* [WHAT TO PRODUCE]: Copy the data exactly. No line may be skipped.

* [RECORDS FOR THIS TASK]:
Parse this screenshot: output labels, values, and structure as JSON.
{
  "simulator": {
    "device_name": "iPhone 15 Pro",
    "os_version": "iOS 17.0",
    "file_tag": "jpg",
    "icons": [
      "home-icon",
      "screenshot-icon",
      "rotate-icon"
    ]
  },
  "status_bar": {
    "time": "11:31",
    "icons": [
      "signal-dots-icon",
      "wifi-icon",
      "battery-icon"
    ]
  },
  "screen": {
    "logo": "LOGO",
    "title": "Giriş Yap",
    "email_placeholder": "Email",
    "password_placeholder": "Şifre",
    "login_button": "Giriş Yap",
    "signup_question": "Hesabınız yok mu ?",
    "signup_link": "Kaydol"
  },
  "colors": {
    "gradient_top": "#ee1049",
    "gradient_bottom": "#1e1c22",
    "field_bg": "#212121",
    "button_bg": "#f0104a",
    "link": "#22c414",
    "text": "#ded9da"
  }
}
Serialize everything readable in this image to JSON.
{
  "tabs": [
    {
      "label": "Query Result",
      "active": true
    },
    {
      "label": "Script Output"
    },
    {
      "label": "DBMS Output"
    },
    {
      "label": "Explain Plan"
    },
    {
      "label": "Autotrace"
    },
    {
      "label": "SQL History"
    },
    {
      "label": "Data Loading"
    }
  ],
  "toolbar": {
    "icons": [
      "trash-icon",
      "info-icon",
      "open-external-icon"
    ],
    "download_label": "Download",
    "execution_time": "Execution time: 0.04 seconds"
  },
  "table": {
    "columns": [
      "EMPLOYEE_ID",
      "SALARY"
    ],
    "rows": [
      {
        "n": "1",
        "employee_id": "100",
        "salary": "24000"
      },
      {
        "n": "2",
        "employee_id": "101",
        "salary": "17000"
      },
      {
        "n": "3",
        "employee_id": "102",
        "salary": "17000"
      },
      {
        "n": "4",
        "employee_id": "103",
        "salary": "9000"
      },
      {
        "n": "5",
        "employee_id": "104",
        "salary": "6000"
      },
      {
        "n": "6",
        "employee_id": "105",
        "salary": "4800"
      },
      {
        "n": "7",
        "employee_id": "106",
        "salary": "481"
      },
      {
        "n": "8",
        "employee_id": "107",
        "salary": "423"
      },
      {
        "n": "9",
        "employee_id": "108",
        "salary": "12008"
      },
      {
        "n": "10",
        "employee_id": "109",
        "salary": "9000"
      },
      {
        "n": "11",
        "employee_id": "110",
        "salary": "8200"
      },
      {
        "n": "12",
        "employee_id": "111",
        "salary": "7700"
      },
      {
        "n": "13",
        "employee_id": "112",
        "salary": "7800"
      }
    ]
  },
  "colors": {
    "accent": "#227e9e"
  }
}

* [RESULT OF THE TASK]:
Parse this screenshot: output labels, values, and structure as JSON.
{
  "simulator": {
    "device_name": "iPhone 15 Pro",
    "os_version": "iOS 17.0",
    "file_tag": "jpg",
    "icons": [
      "home-icon",
      "screenshot-icon",
      "rotate-icon"
    ]
  },
  "status_bar": {
    "time": "11:31",
    "icons": [
      "signal-dots-icon",
      "wifi-icon",
      "battery-icon"
    ]
  },
  "screen": {
    "logo": "LOGO",
    "title": "Giriş Yap",
    "email_placeholder": "Email",
    "password_placeholder": "Şifre",
    "login_button": "Giriş Yap",
    "signup_question": "Hesabınız yok mu ?",
    "signup_link": "Kaydol"
  },
  "colors": {
    "gradient_top": "#ee1049",
    "gradient_bottom": "#1e1c22",
    "field_bg": "#212121",
    "button_bg": "#f0104a",
    "link": "#22c414",
    "text": "#ded9da"
  }
}
Serialize everything readable in this image to JSON.
{
  "tabs": [
    {
      "label": "Query Result",
      "active": true
    },
    {
      "label": "Script Output"
    },
    {
      "label": "DBMS Output"
    },
    {
      "label": "Explain Plan"
    },
    {
      "label": "Autotrace"
    },
    {
      "label": "SQL History"
    },
    {
      "label": "Data Loading"
    }
  ],
  "toolbar": {
    "icons": [
      "trash-icon",
      "info-icon",
      "open-external-icon"
    ],
    "download_label": "Download",
    "execution_time": "Execution time: 0.04 seconds"
  },
  "table": {
    "columns": [
      "EMPLOYEE_ID",
      "SALARY"
    ],
    "rows": [
      {
        "n": "1",
        "employee_id": "100",
        "salary": "24000"
      },
      {
        "n": "2",
        "employee_id": "101",
        "salary": "17000"
      },
      {
        "n": "3",
        "employee_id": "102",
        "salary": "17000"
      },
      {
        "n": "4",
        "employee_id": "103",
        "salary": "9000"
      },
      {
        "n": "5",
        "employee_id": "104",
        "salary": "6000"
      },
      {
        "n": "6",
        "employee_id": "105",
        "salary": "4800"
      },
      {
        "n": "7",
        "employee_id": "106",
        "salary": "481"
      },
      {
        "n": "8",
        "employee_id": "107",
        "salary": "423"
      },
      {
        "n": "9",
        "employee_id": "108",
        "salary": "12008"
      },
      {
        "n": "10",
        "employee_id": "109",
        "salary": "9000"
      },
      {
        "n": "11",
        "employee_id": "110",
        "salary": "8200"
      },
      {
        "n": "12",
        "employee_id": "111",
        "salary": "7700"
      },
      {
        "n": "13",
        "employee_id": "112",
        "salary": "7800"
      }
    ]
  },
  "colors": {
    "accent": "#227e9e"
  }
}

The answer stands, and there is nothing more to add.